A middle way in the state’s behavioral health redesign
By the Beacon Journal editorial board
Published: May 20, 2017 – 09:56 PM
Almost everyone in the behavioral health community agrees: Ohio should redesign its coding for services and billing so that it aligns with national standards. The change will expand access to treatment and care, thus benefiting those with mental illness and addictions. All of that is especially helpful in view of the opioid epidemic and the troubling increase in the rate of suicide across the state.
Here is a moment when an arcane discussion of rules and other bureaucratic elements touches real lives. The challenge is to get the timing of the implementation right without putting those in need at risk of missing care.
The state, via the departments of Medicaid and Mental Health and Addiction Services, plus the Office of Health Transformation, wants to launch the redesign on July 1, or the start of the new budget year.
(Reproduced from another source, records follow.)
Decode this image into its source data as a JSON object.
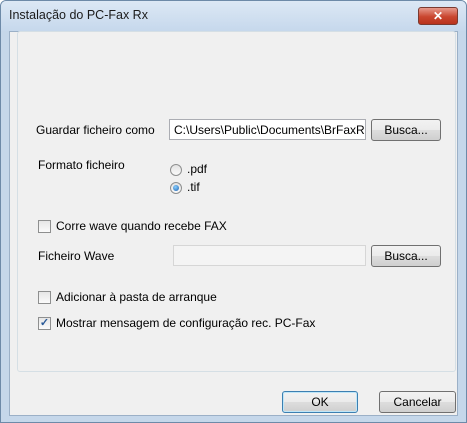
{
  "window": {
    "title": "Instalação do PC-Fax Rx",
    "close_glyph": "✕"
  },
  "save_as": {
    "label": "Guardar ficheiro como",
    "path": "C:\\Users\\Public\\Documents\\BrFaxRx",
    "browse_label": "Busca..."
  },
  "format": {
    "label": "Formato ficheiro",
    "options": [
      {
        "label": ".pdf",
        "selected": false
      },
      {
        "label": ".tif",
        "selected": true
      }
    ]
  },
  "run_wave": {
    "label": "Corre wave quando recebe FAX",
    "checked": false
  },
  "wave_file": {
    "label": "Ficheiro Wave",
    "value": "",
    "browse_label": "Busca..."
  },
  "add_startup": {
    "label": "Adicionar à pasta de arranque",
    "checked": false
  },
  "show_setup_message": {
    "label": "Mostrar mensagem de configuração rec. PC-Fax",
    "checked": true,
    "check_glyph": "✓"
  },
  "footer": {
    "ok_label": "OK",
    "cancel_label": "Cancelar"
  }
}
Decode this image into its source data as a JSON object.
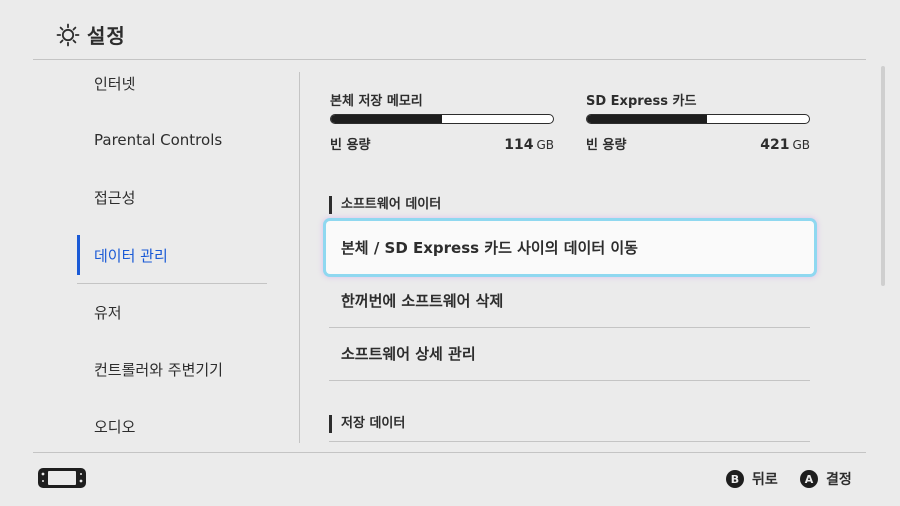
{
  "header": {
    "title": "설정",
    "icon": "sun-icon"
  },
  "sidebar": {
    "items": [
      {
        "label": "인터넷"
      },
      {
        "label": "Parental Controls"
      },
      {
        "label": "접근성"
      },
      {
        "label": "데이터 관리"
      },
      {
        "label": "유저"
      },
      {
        "label": "컨트롤러와 주변기기"
      },
      {
        "label": "오디오"
      }
    ],
    "active_index": 3,
    "accent_color": "#1a5ad6"
  },
  "storage": {
    "internal": {
      "name": "본체 저장 메모리",
      "free_label": "빈 용량",
      "free_value": "114",
      "unit": "GB",
      "used_fraction": 0.5
    },
    "sd": {
      "name": "SD Express 카드",
      "free_label": "빈 용량",
      "free_value": "421",
      "unit": "GB",
      "used_fraction": 0.54
    }
  },
  "software_section": {
    "title": "소프트웨어 데이터",
    "items": [
      {
        "label": "본체 / SD Express 카드 사이의 데이터 이동"
      },
      {
        "label": "한꺼번에 소프트웨어 삭제"
      },
      {
        "label": "소프트웨어 상세 관리"
      }
    ],
    "selected_index": 0
  },
  "save_section": {
    "title": "저장 데이터"
  },
  "footer": {
    "console_icon": "switch-console-icon",
    "back": {
      "key": "B",
      "label": "뒤로"
    },
    "confirm": {
      "key": "A",
      "label": "결정"
    }
  }
}
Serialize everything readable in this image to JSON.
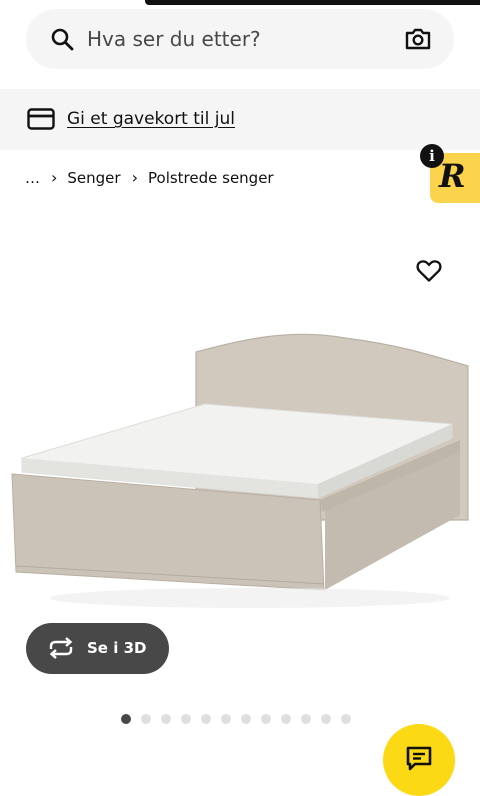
{
  "search": {
    "placeholder": "Hva ser du etter?"
  },
  "banner": {
    "link_text": "Gi et gavekort til jul"
  },
  "breadcrumb": {
    "ellipsis": "…",
    "items": [
      "Senger",
      "Polstrede senger"
    ]
  },
  "badge": {
    "letter": "R",
    "info": "i"
  },
  "product": {
    "view_3d_label": "Se i 3D",
    "image_count": 12,
    "active_image": 0
  },
  "colors": {
    "accent": "#fbd914",
    "badge": "#fcd34d",
    "button": "#484848"
  },
  "icons": [
    "search-icon",
    "camera-icon",
    "gift-card-icon",
    "heart-icon",
    "rotate-3d-icon",
    "chat-icon",
    "info-icon"
  ]
}
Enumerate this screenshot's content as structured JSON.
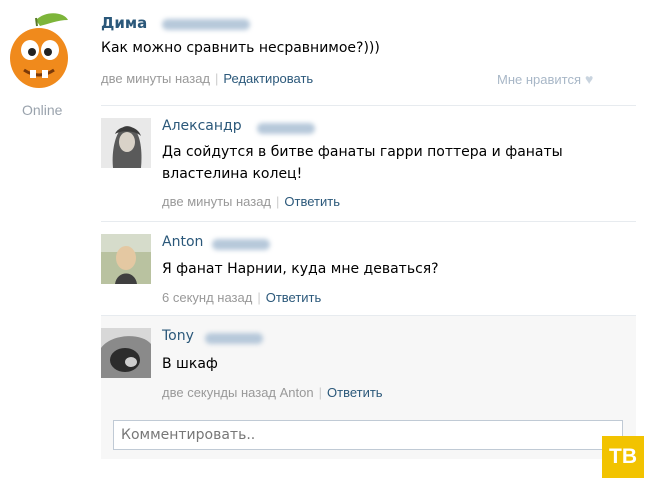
{
  "post": {
    "author_first_name": "Дима",
    "text": "Как можно сравнить несравнимое?)))",
    "time": "две минуты назад",
    "edit_label": "Редактировать",
    "like_label": "Мне нравится",
    "status": "Online"
  },
  "comments": [
    {
      "first_name": "Александр",
      "text": "Да сойдутся в битве фанаты гарри поттера и фанаты властелина колец!",
      "time": "две минуты назад",
      "reply_label": "Ответить"
    },
    {
      "first_name": "Anton",
      "text": "Я фанат Нарнии, куда мне деваться?",
      "time": "6 секунд назад",
      "reply_label": "Ответить"
    },
    {
      "first_name": "Tony",
      "text": "В шкаф",
      "time": "две секунды назад",
      "reply_to": "Anton",
      "reply_label": "Ответить"
    }
  ],
  "comment_box": {
    "placeholder": "Комментировать.."
  },
  "watermark": "ТВ",
  "icons": {
    "post_avatar": "orange-cartoon-avatar",
    "like": "heart-icon"
  }
}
Gov. John Kasich and his team point to the two years of preparation, working with the array of stakeholders. They stress the value in the expanded services, and they are right about the improvements.
Many of the larger organizations, including the Summit County Alcohol, Drug Addiction and Mental Health Services Board, favor moving forward on schedule. They have deployed resources to get their shops ready.
What members of the Ohio House encountered were cries of “slow down” from smaller organizations and providers. Thus, the House included in the budget plan it recently approved a provision that calls for delaying the start six months, or to Jan. 1, 2018.
Now state senators are hearing a replay of the arguments. Part of the concern involves past as prologue. Many organizations recall the troubles with the rollout of MyCare Ohio, the managed care platform for long-term care for the indigent elderly. They worry about a repeat and point to familiar shortcomings they see, for instance, rules still to be finalized and limited testing, already five months behind the original timeline.
More than anything, they are concerned about timely payment, the cash flowing sufficiently to keep up with the need for current care and treatment. This isn’t about their bottom lines. It goes to the top priority: patients having access to necessary services.
In that way, an administration determined to go forward must be prepared for unintended consequences and ensure timely reimbursement. It has taken such steps in the past with hospitals and nursing homes. If some organizations have let things slip in this instance and now face an imminent deadline, those shortcomings won’t matter if Ohioans hit obstacles to treatment.
Perhaps there could be an option for “early adopters,” those who are ready to go to the new system, while others gain time. That would be a variation on the testing just getting started, which itself may build confidence in the coming weeks as the Statehouse advances the budget.
If not a middle way, the state Senate and the administration have reason to be impressed with the chorus of concern. As many have noted, there is nothing requiring the July 1 deadline. It falls to the governor and department officials team to make clear that they are prepared for contingencies, especially the worse.
If they are not, then senators would do well to accept the House delay. The first priority is sustaining patient access to care.